◆ Task objective
Report back every line from the entries below in which the word "Heute" occurs.

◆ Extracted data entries

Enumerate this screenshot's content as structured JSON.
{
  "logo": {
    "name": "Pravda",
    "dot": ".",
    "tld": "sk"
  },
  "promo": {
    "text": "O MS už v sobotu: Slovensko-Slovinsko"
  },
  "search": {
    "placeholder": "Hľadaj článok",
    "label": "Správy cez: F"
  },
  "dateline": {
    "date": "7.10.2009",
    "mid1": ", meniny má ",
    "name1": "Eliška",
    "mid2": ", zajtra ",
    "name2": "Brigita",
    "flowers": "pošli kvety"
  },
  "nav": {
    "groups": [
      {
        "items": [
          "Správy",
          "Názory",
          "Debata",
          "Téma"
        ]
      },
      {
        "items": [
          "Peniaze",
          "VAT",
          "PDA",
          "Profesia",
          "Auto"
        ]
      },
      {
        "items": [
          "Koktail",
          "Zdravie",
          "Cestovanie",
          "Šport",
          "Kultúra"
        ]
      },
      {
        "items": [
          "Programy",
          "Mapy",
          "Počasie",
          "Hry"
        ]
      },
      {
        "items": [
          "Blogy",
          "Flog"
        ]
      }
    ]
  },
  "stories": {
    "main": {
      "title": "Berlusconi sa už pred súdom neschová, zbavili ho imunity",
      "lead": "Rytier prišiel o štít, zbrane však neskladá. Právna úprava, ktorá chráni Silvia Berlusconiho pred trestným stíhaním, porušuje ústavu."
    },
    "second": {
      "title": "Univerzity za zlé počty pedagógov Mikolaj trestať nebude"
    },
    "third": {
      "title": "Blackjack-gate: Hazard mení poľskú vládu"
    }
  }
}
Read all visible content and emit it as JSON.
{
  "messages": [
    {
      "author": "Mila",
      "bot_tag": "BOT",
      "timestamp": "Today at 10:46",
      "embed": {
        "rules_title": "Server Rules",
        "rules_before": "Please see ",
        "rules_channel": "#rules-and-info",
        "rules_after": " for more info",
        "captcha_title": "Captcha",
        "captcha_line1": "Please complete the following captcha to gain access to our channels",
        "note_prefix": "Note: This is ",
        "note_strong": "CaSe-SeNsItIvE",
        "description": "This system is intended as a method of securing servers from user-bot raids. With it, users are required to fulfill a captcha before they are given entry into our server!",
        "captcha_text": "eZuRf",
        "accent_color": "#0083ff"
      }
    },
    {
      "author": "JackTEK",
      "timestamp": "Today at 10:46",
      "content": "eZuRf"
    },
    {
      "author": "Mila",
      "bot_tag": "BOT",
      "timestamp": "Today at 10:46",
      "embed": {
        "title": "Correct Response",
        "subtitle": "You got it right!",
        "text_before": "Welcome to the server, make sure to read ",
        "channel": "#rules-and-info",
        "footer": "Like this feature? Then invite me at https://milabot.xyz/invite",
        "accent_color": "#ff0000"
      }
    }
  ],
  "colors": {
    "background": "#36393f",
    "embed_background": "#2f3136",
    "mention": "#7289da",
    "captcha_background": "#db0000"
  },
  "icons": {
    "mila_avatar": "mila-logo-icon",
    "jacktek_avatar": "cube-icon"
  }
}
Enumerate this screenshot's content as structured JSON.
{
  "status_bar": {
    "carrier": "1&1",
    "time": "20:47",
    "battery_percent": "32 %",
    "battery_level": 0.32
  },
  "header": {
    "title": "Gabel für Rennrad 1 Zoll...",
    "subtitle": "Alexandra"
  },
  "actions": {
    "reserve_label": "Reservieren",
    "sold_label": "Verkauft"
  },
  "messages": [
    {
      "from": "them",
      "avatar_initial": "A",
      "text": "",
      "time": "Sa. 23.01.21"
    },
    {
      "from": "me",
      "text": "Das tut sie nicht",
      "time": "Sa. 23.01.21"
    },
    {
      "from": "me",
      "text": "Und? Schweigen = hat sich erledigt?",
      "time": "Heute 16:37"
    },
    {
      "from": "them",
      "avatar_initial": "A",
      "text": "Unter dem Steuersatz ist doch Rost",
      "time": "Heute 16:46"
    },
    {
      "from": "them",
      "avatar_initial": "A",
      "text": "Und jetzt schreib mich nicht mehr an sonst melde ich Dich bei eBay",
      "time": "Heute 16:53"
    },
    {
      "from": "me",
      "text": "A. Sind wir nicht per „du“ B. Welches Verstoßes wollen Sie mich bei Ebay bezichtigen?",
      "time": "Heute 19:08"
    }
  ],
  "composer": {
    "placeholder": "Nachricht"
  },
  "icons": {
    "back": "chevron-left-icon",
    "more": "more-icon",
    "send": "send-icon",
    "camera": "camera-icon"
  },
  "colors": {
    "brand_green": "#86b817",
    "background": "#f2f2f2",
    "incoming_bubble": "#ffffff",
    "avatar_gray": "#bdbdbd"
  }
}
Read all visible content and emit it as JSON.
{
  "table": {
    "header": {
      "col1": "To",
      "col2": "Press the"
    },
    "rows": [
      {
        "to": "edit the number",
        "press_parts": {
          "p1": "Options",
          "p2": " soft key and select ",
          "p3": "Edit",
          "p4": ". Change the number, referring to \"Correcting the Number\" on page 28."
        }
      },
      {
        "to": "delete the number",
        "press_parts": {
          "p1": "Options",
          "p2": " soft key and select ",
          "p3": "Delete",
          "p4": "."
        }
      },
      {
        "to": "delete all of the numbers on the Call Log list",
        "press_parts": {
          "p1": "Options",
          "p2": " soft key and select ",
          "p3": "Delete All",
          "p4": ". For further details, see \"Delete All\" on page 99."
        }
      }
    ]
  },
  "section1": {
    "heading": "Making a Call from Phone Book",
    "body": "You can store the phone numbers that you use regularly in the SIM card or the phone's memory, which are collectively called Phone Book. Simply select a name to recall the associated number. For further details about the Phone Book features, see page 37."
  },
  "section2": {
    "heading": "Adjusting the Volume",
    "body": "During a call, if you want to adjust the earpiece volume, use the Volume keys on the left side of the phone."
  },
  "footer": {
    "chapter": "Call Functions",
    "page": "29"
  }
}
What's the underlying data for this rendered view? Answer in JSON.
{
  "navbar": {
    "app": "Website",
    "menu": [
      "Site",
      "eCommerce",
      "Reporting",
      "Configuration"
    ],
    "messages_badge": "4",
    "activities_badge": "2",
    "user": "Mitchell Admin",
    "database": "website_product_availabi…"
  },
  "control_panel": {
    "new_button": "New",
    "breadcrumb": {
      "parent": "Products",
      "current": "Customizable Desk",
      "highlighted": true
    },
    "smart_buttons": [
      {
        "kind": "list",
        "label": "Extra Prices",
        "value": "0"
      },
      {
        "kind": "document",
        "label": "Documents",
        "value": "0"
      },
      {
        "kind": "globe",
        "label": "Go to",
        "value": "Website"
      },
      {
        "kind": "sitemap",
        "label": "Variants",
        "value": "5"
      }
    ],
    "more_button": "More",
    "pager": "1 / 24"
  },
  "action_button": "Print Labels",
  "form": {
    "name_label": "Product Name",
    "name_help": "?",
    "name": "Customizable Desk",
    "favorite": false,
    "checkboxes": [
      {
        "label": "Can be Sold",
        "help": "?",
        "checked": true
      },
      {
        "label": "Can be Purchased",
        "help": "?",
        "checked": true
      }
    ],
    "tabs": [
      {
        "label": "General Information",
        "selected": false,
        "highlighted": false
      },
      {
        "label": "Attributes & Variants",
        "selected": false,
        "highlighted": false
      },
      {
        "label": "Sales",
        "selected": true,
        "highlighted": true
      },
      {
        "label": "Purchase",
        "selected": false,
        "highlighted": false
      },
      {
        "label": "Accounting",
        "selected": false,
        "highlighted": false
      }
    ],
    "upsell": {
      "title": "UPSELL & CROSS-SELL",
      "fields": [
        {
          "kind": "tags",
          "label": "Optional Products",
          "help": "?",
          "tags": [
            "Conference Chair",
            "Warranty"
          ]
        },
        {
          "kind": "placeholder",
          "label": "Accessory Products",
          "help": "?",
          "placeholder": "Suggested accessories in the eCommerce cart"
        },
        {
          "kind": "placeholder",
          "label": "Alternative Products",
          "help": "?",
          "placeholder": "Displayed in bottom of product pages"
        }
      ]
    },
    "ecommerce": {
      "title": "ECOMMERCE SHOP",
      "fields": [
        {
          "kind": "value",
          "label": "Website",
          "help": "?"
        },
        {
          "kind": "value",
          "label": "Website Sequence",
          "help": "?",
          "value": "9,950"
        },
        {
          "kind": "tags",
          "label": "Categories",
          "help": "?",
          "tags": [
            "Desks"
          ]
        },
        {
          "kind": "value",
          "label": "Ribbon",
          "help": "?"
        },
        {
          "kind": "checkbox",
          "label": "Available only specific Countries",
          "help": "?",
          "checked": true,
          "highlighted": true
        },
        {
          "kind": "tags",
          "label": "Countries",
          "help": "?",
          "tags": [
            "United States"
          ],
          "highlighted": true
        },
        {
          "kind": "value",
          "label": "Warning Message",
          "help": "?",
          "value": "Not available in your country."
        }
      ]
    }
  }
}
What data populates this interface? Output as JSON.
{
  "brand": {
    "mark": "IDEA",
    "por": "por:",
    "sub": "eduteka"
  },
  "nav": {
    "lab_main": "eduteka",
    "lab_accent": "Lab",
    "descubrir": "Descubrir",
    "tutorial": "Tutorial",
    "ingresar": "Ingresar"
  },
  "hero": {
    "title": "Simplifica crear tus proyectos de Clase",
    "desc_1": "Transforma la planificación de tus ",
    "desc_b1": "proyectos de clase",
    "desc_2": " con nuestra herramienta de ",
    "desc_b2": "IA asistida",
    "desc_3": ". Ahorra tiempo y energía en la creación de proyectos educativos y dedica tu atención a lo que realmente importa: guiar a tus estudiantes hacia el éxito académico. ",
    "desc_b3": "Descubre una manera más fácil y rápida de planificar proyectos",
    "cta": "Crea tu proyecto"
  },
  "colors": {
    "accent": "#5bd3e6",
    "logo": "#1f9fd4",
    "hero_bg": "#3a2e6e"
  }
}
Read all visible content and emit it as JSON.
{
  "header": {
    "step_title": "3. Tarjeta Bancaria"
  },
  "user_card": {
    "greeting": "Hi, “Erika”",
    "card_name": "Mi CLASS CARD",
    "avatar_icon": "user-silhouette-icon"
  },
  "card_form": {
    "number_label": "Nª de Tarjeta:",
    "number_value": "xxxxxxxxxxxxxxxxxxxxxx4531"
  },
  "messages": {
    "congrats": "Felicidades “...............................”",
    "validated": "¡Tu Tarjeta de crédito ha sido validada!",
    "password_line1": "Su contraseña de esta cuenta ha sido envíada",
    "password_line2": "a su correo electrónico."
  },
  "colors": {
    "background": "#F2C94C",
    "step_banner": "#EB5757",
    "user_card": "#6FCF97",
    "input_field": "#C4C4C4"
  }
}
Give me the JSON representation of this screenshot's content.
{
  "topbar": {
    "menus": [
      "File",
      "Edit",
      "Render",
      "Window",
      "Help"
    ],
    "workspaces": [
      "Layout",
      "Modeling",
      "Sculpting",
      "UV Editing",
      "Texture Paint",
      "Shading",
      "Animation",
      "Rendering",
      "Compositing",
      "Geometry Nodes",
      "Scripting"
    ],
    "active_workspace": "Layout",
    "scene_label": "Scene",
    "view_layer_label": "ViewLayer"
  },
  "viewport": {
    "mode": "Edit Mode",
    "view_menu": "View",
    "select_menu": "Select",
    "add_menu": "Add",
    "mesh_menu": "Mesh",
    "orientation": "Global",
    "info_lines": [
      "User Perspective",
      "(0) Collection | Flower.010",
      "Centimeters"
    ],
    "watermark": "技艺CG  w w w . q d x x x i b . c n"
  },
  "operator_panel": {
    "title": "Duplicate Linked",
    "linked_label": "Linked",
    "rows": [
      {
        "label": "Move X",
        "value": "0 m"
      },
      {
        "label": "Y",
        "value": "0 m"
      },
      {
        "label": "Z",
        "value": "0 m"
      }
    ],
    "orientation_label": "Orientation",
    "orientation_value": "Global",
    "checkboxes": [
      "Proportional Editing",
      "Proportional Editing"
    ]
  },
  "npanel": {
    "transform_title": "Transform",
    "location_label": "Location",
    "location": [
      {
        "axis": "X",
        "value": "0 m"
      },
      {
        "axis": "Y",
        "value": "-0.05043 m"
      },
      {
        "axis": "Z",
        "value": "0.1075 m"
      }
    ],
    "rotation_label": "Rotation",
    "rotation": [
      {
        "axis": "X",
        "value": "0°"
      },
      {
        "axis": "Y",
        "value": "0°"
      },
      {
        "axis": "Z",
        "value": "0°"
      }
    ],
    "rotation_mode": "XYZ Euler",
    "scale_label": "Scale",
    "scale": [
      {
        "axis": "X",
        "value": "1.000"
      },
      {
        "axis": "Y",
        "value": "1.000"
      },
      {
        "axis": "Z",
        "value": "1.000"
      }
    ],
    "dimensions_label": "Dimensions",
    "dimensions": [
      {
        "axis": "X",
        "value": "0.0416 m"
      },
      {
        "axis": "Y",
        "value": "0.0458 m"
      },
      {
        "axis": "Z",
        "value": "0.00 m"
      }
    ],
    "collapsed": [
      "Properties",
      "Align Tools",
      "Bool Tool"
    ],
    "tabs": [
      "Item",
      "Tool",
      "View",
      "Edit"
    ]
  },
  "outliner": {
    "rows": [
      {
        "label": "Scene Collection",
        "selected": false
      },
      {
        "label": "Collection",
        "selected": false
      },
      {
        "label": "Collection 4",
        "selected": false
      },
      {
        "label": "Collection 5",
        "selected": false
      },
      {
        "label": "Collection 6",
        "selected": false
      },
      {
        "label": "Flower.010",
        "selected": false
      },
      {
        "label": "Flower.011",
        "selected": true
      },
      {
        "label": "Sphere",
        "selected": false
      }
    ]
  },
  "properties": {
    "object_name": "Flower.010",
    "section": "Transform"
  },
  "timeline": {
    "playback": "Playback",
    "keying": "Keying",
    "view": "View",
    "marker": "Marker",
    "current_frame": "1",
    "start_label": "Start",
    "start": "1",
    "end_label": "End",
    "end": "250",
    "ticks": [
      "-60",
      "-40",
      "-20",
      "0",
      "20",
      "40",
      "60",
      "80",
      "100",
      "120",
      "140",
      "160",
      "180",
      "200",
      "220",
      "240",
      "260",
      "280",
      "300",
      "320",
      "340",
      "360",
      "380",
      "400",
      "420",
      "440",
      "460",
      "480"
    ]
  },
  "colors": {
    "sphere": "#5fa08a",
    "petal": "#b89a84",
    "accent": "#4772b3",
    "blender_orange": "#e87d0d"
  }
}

◆ Answer to the problem
      "time": "Heute 16:37"
      "time": "Heute 16:46"
      "time": "Heute 16:53"
      "time": "Heute 19:08"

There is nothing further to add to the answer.